The core of Shanahan’s scheme is multiplicity, being able to run or pass in various ways with the same personnel: a fullback who can run routes and catch the long ball, plus an All-Pro tight end like Kittle who is probably even better as a blocker than receiving. And both are surprisingly fast for their size.

Another TE who can block and catch could bring devastating power to San Francisco’s run game while taking pressure off of Kittle as a receiver. To build on this scheme, though, you’d need a tight end who is excellent both at blocking and catching passes.

The free-agent market is thin, and the 49ers salary cap is tight, though 33-year old, 6-7” Darren Fells might make sense if he wants to play for a contender at a reasonable price. He is a strong blocker who had as many touchdowns — seven — like (former) teammate DeAndre Hopkins did last year. Fells would give the Niners an instant matchup weapon in the red zone and in short-yardage situations.

More likely, they would pick up a player in the draft. With the DeForest Buckner trade, they have two first rounds picks (at #13 and #31) and are looking to trade down to get more selections.

And day two is a good spot to find tight ends in a draft, as I discussed in the recent book “Legendary: the story of the 2019 San Francisco 49ers.” Zach Ertz was a second-round pick, Travis Kelce went in the 3rd and of course Kittle lasted until the 5th, though he single-handed raised the value of tight-ends across the league.

A lot of the better tight ends in this draft are not equally good at blocking and receiving, though. A pure “move” tight end or a stone hands blocker would defeat the purpose of playing two tight ends in this scheme.

I don’t claim to be a draft expert, but two TEs who intrigue me are Adam Trautman of Dayton and Albert Okwuegbunam of Missouri. Okwuegbunam is not as strong of a blocker and has struggled with injuries, but he has great athleticism and untapped potential while having succeeded already against SEC competition.

Trautman will have a bigger adjustment from his small school experience, but his versatility as a former basketball player and high school quarterback is a good sign.
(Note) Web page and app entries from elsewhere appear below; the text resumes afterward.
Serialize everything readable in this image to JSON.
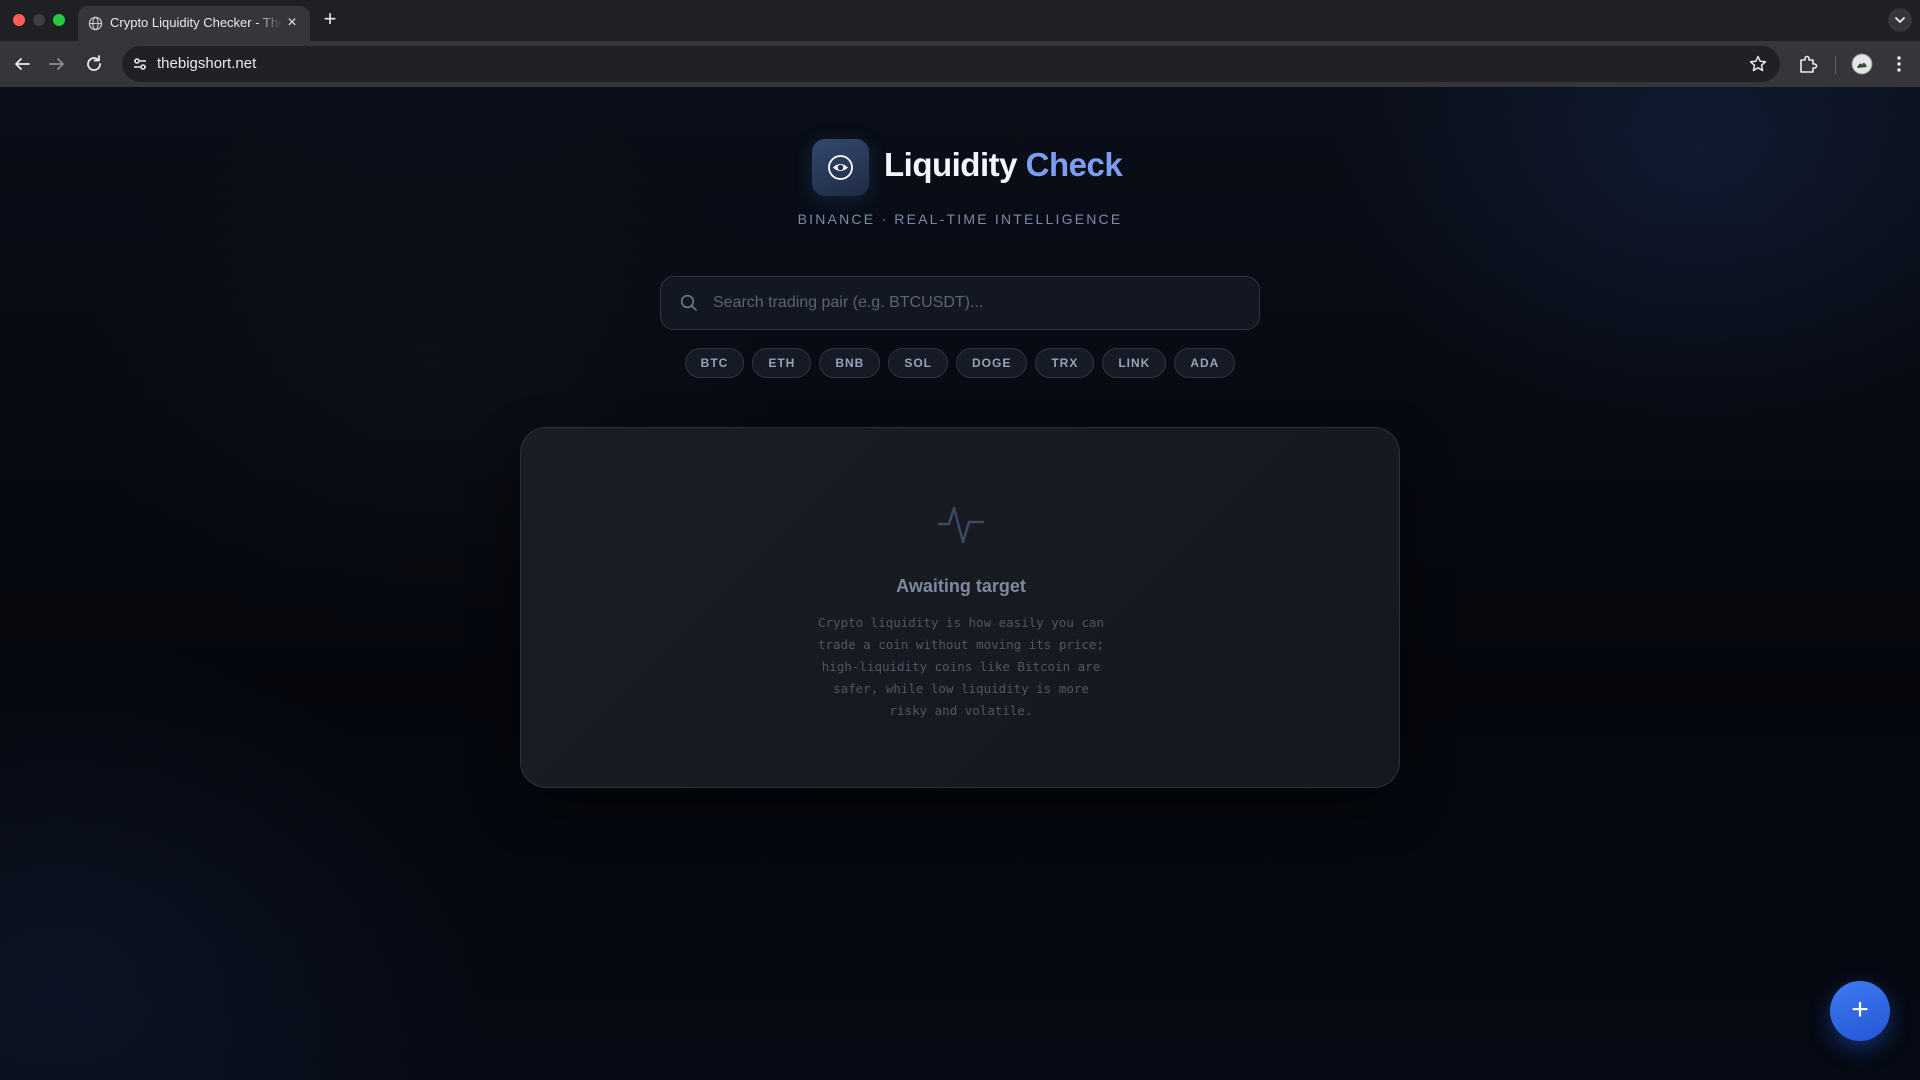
{
  "browser": {
    "tab_title": "Crypto Liquidity Checker - The Big Short",
    "tab_close": "×",
    "new_tab": "+",
    "url": "thebigshort.net"
  },
  "header": {
    "brand_part1": "Liquidity",
    "brand_part2": "Check",
    "tagline": "BINANCE · REAL-TIME INTELLIGENCE"
  },
  "search": {
    "placeholder": "Search trading pair (e.g. BTCUSDT)...",
    "value": ""
  },
  "quick_pairs": [
    "BTC",
    "ETH",
    "BNB",
    "SOL",
    "DOGE",
    "TRX",
    "LINK",
    "ADA"
  ],
  "empty_state": {
    "icon": "activity-pulse-icon",
    "title": "Awaiting target",
    "description": "Crypto liquidity is how easily you can trade a coin without moving its price; high-liquidity coins like Bitcoin are safer, while low liquidity is more risky and volatile."
  },
  "fab": {
    "label": "+"
  },
  "colors": {
    "accent": "#7d9df0",
    "fab": "#2f66e6",
    "background": "#05070d"
  }
}
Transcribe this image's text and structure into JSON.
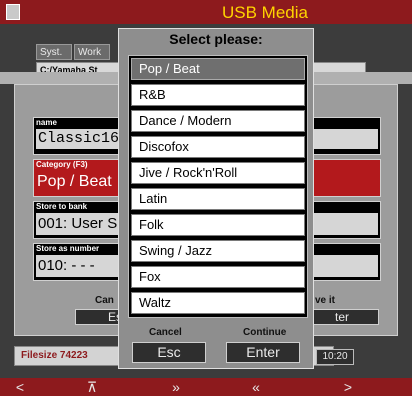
{
  "window": {
    "title": "USB Media"
  },
  "tabs": [
    "Syst.",
    "Work"
  ],
  "path": "C:/Yamaha St",
  "save_dialog": {
    "fields": {
      "name_label": "name",
      "name_value": "Classic16(",
      "category_label": "Category (F3)",
      "category_value": "Pop / Beat",
      "bank_label": "Store to bank",
      "bank_value": "001: User S",
      "number_label": "Store as number",
      "number_value": "010: - - -"
    },
    "cancel_caption": "Can",
    "cancel_button": "Es",
    "save_caption": "ve it",
    "save_button": "ter"
  },
  "status": {
    "filesize": "Filesize 74223",
    "time": "10:20"
  },
  "popup": {
    "title": "Select please:",
    "options": [
      "Pop / Beat",
      "R&B",
      "Dance / Modern",
      "Discofox",
      "Jive / Rock'n'Roll",
      "Latin",
      "Folk",
      "Swing / Jazz",
      "Fox",
      "Waltz"
    ],
    "selected_index": 0,
    "cancel_caption": "Cancel",
    "cancel_button": "Esc",
    "continue_caption": "Continue",
    "continue_button": "Enter"
  },
  "softkeys": [
    "˂",
    "⊼",
    "»",
    "«",
    "˃"
  ],
  "colors": {
    "accent_red": "#8d1a1d",
    "title_yellow": "#ffd400",
    "selected_grey": "#6f6f6f"
  }
}
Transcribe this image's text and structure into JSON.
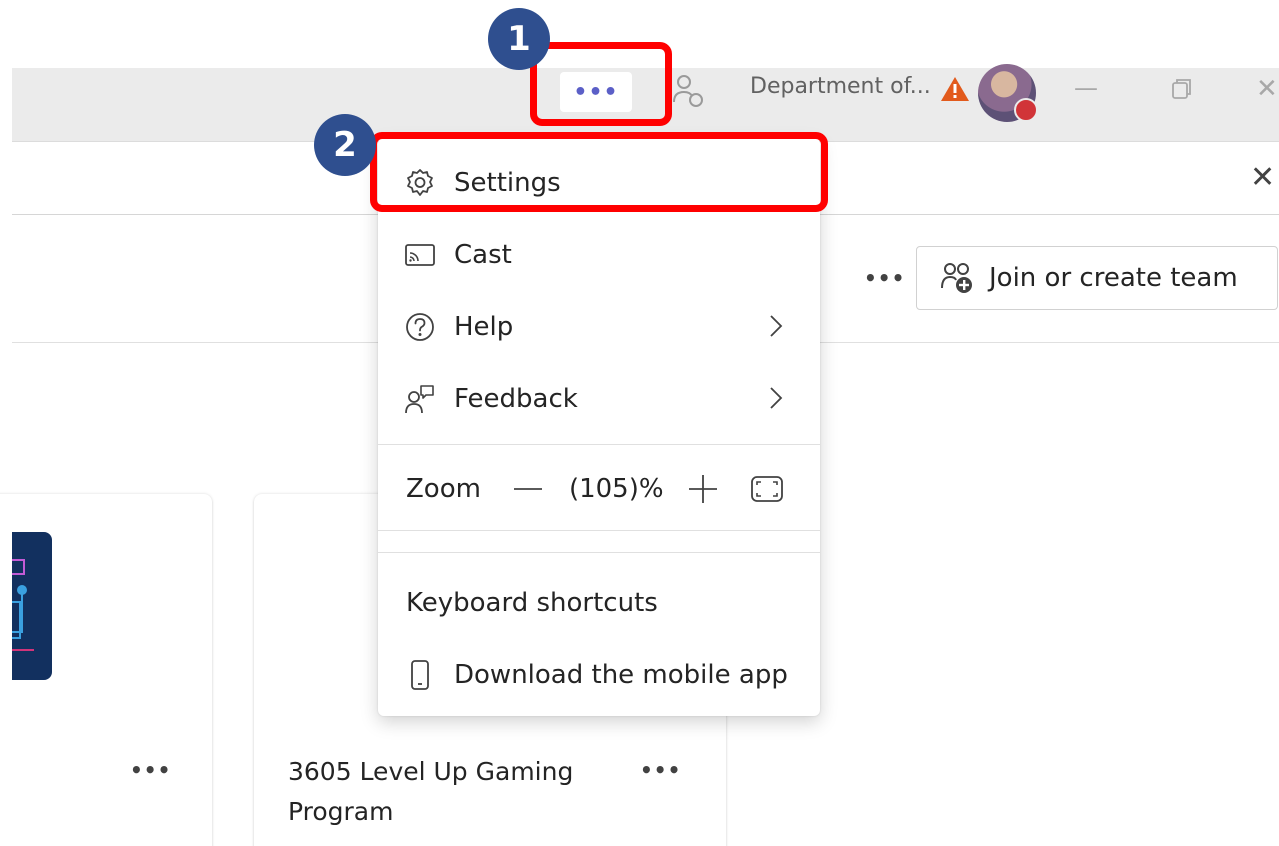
{
  "titlebar": {
    "more_label": "•••",
    "org_name": "Department of...",
    "minimize_label": "—",
    "close_label": "✕"
  },
  "subheader": {
    "close_label": "✕"
  },
  "teams_header": {
    "more_label": "•••",
    "join_create_label": "Join or create team"
  },
  "cards": [
    {
      "more_label": "•••"
    },
    {
      "title": "3605 Level Up Gaming Program",
      "more_label": "•••"
    }
  ],
  "menu": {
    "settings": "Settings",
    "cast": "Cast",
    "help": "Help",
    "feedback": "Feedback",
    "zoom": {
      "label": "Zoom",
      "value": "(105)%"
    },
    "keyboard_shortcuts": "Keyboard shortcuts",
    "download_mobile": "Download the mobile app"
  },
  "callouts": {
    "step1": "1",
    "step2": "2"
  },
  "colors": {
    "accent": "#5b5fc7",
    "highlight": "#ff0000",
    "badge": "#2f4f8f",
    "presence_busy": "#d13438",
    "warning": "#e25a1c"
  }
}
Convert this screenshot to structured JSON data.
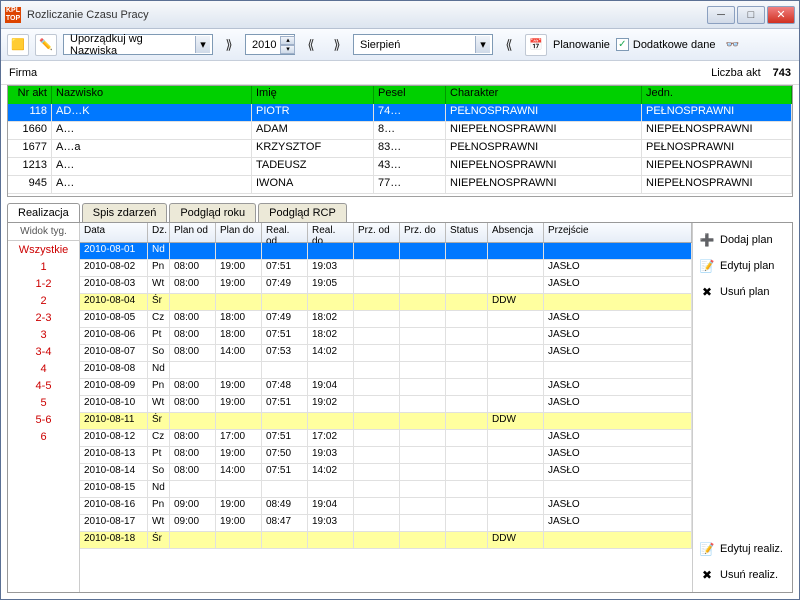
{
  "title": "Rozliczanie Czasu Pracy",
  "toolbar": {
    "sort_combo": "Uporządkuj wg Nazwiska",
    "year": "2010",
    "month": "Sierpień",
    "plan_label": "Planowanie",
    "extra_label": "Dodatkowe dane",
    "extra_checked": true
  },
  "firm": {
    "label": "Firma",
    "value": "",
    "count_label": "Liczba akt",
    "count": "743"
  },
  "emp_headers": {
    "nr": "Nr akt",
    "naz": "Nazwisko",
    "im": "Imię",
    "pe": "Pesel",
    "ch": "Charakter",
    "je": "Jedn."
  },
  "employees": [
    {
      "nr": "118",
      "naz": "AD…K",
      "im": "PIOTR",
      "pe": "74…",
      "ch": "PEŁNOSPRAWNI",
      "je": "PEŁNOSPRAWNI",
      "sel": true
    },
    {
      "nr": "1660",
      "naz": "A…",
      "im": "ADAM",
      "pe": "8…",
      "ch": "NIEPEŁNOSPRAWNI",
      "je": "NIEPEŁNOSPRAWNI"
    },
    {
      "nr": "1677",
      "naz": "A…a",
      "im": "KRZYSZTOF",
      "pe": "83…",
      "ch": "PEŁNOSPRAWNI",
      "je": "PEŁNOSPRAWNI"
    },
    {
      "nr": "1213",
      "naz": "A…",
      "im": "TADEUSZ",
      "pe": "43…",
      "ch": "NIEPEŁNOSPRAWNI",
      "je": "NIEPEŁNOSPRAWNI"
    },
    {
      "nr": "945",
      "naz": "A…",
      "im": "IWONA",
      "pe": "77…",
      "ch": "NIEPEŁNOSPRAWNI",
      "je": "NIEPEŁNOSPRAWNI"
    }
  ],
  "tabs": [
    "Realizacja",
    "Spis zdarzeń",
    "Podgląd roku",
    "Podgląd RCP"
  ],
  "active_tab": 0,
  "week_header": "Widok tyg.",
  "weeks": [
    "Wszystkie",
    "1",
    "1-2",
    "2",
    "2-3",
    "3",
    "3-4",
    "4",
    "4-5",
    "5",
    "5-6",
    "6"
  ],
  "sch_headers": {
    "dt": "Data",
    "dz": "Dz.",
    "po": "Plan od",
    "pd": "Plan do",
    "ro": "Real. od",
    "rd": "Real. do",
    "przod": "Prz. od",
    "przdo": "Prz. do",
    "st": "Status",
    "ab": "Absencja",
    "pr": "Przejście"
  },
  "sched": [
    {
      "dt": "2010-08-01",
      "dz": "Nd",
      "cls": "sel"
    },
    {
      "dt": "2010-08-02",
      "dz": "Pn",
      "po": "08:00",
      "pd": "19:00",
      "ro": "07:51",
      "rd": "19:03",
      "pr": "JASŁO"
    },
    {
      "dt": "2010-08-03",
      "dz": "Wt",
      "po": "08:00",
      "pd": "19:00",
      "ro": "07:49",
      "rd": "19:05",
      "pr": "JASŁO"
    },
    {
      "dt": "2010-08-04",
      "dz": "Śr",
      "ab": "DDW",
      "cls": "yel"
    },
    {
      "dt": "2010-08-05",
      "dz": "Cz",
      "po": "08:00",
      "pd": "18:00",
      "ro": "07:49",
      "rd": "18:02",
      "pr": "JASŁO"
    },
    {
      "dt": "2010-08-06",
      "dz": "Pt",
      "po": "08:00",
      "pd": "18:00",
      "ro": "07:51",
      "rd": "18:02",
      "pr": "JASŁO"
    },
    {
      "dt": "2010-08-07",
      "dz": "So",
      "po": "08:00",
      "pd": "14:00",
      "ro": "07:53",
      "rd": "14:02",
      "pr": "JASŁO"
    },
    {
      "dt": "2010-08-08",
      "dz": "Nd"
    },
    {
      "dt": "2010-08-09",
      "dz": "Pn",
      "po": "08:00",
      "pd": "19:00",
      "ro": "07:48",
      "rd": "19:04",
      "pr": "JASŁO"
    },
    {
      "dt": "2010-08-10",
      "dz": "Wt",
      "po": "08:00",
      "pd": "19:00",
      "ro": "07:51",
      "rd": "19:02",
      "pr": "JASŁO"
    },
    {
      "dt": "2010-08-11",
      "dz": "Śr",
      "ab": "DDW",
      "cls": "yel"
    },
    {
      "dt": "2010-08-12",
      "dz": "Cz",
      "po": "08:00",
      "pd": "17:00",
      "ro": "07:51",
      "rd": "17:02",
      "pr": "JASŁO"
    },
    {
      "dt": "2010-08-13",
      "dz": "Pt",
      "po": "08:00",
      "pd": "19:00",
      "ro": "07:50",
      "rd": "19:03",
      "pr": "JASŁO"
    },
    {
      "dt": "2010-08-14",
      "dz": "So",
      "po": "08:00",
      "pd": "14:00",
      "ro": "07:51",
      "rd": "14:02",
      "pr": "JASŁO"
    },
    {
      "dt": "2010-08-15",
      "dz": "Nd"
    },
    {
      "dt": "2010-08-16",
      "dz": "Pn",
      "po": "09:00",
      "pd": "19:00",
      "ro": "08:49",
      "rd": "19:04",
      "pr": "JASŁO"
    },
    {
      "dt": "2010-08-17",
      "dz": "Wt",
      "po": "09:00",
      "pd": "19:00",
      "ro": "08:47",
      "rd": "19:03",
      "pr": "JASŁO"
    },
    {
      "dt": "2010-08-18",
      "dz": "Śr",
      "ab": "DDW",
      "cls": "yel"
    }
  ],
  "actions": {
    "add": "Dodaj plan",
    "edit": "Edytuj plan",
    "del": "Usuń plan",
    "editr": "Edytuj realiz.",
    "delr": "Usuń realiz."
  }
}
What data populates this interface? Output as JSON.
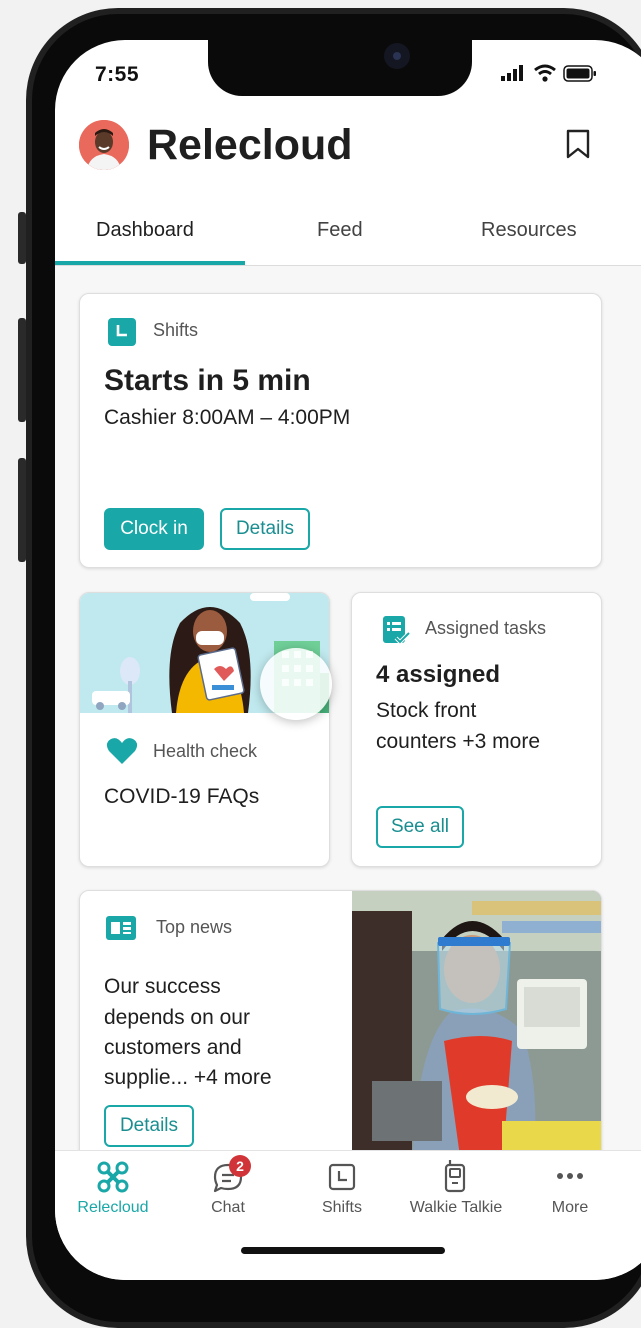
{
  "status_bar": {
    "time": "7:55"
  },
  "app": {
    "title": "Relecloud"
  },
  "tabs": [
    {
      "label": "Dashboard"
    },
    {
      "label": "Feed"
    },
    {
      "label": "Resources"
    }
  ],
  "shifts_card": {
    "label": "Shifts",
    "headline": "Starts in 5 min",
    "detail": "Cashier 8:00AM – 4:00PM",
    "clock_in_label": "Clock in",
    "details_label": "Details"
  },
  "health_card": {
    "label": "Health check",
    "title": "COVID-19 FAQs"
  },
  "tasks_card": {
    "label": "Assigned tasks",
    "headline": "4 assigned",
    "detail_line1": "Stock front",
    "detail_line2": "counters +3 more",
    "see_all_label": "See all"
  },
  "news_card": {
    "label": "Top news",
    "line1": "Our success",
    "line2": "depends on our",
    "line3": "customers and",
    "line4": "supplie... +4 more",
    "details_label": "Details"
  },
  "bottom_nav": {
    "items": [
      {
        "label": "Relecloud"
      },
      {
        "label": "Chat",
        "badge": "2"
      },
      {
        "label": "Shifts"
      },
      {
        "label": "Walkie Talkie"
      },
      {
        "label": "More"
      }
    ]
  },
  "colors": {
    "accent": "#1aa7a8",
    "badge": "#d13438",
    "text": "#1f1f1f"
  }
}
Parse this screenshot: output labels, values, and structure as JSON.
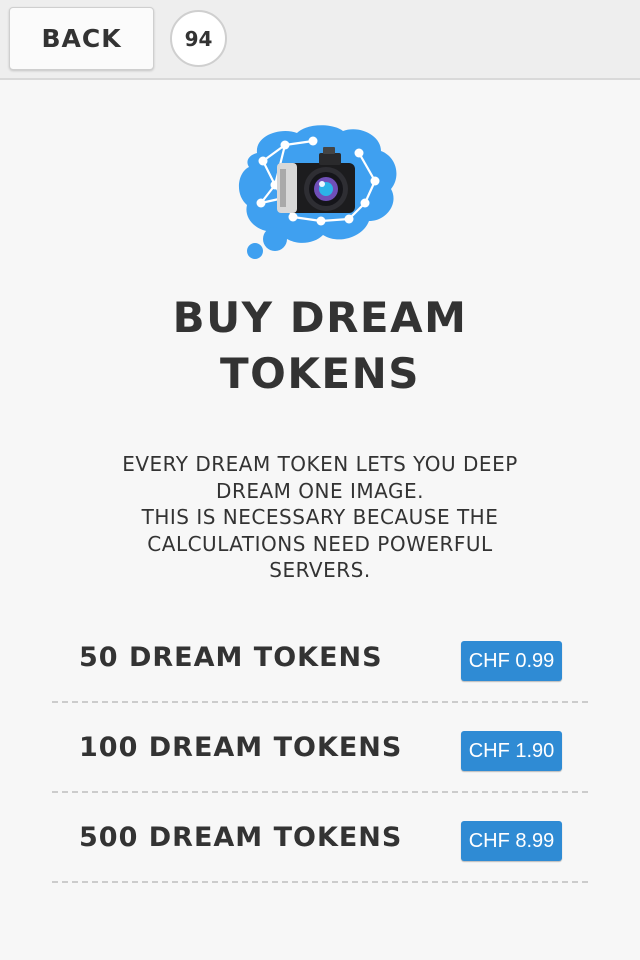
{
  "header": {
    "back_label": "BACK",
    "token_count": "94"
  },
  "logo": {
    "icon": "dream-brain-camera-icon",
    "brain_color": "#3fa0f0"
  },
  "main": {
    "title_line1": "BUY DREAM",
    "title_line2": "TOKENS",
    "description_lines": [
      "EVERY DREAM TOKEN LETS YOU DEEP",
      "DREAM ONE IMAGE.",
      "THIS IS NECESSARY BECAUSE THE",
      "CALCULATIONS NEED POWERFUL",
      "SERVERS."
    ]
  },
  "products": [
    {
      "label": "50 DREAM TOKENS",
      "price": "CHF 0.99"
    },
    {
      "label": "100 DREAM TOKENS",
      "price": "CHF 1.90"
    },
    {
      "label": "500 DREAM TOKENS",
      "price": "CHF 8.99"
    }
  ],
  "colors": {
    "price_button": "#2f8bd4",
    "background": "#f7f7f7"
  }
}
He played in the slot, at tight end and even as a Wildcat QB for Dayton, which will intrigue Shanahan, and SB Nation’s Dan Kadar was even more direct:

“If an NFL team is searching for the next Kittle, Trautman is the closest thing in this draft.”

The risk of getting another powerhouse tight end and running 12 personnel or 22 personnel, though, is that defenses might stack the box and stymie both your run game and your pass game. Kittle and Juszczyk are fast for their positions, but not compared to wide receivers.

A two tight end formation would work best with a real burner at wide receiver, and it’s not clear that Marquise Goodwin or Emmanuel “Burny” Sanders will be on the roster next year.

A move for a second stud tight end would really pay off if San Francisco also drafted a wide receiver such as Jerry Jeudy, Denzel Mims, or Henry Ruggs III who could take the top off of a defense and pull both his CB and a safety deep.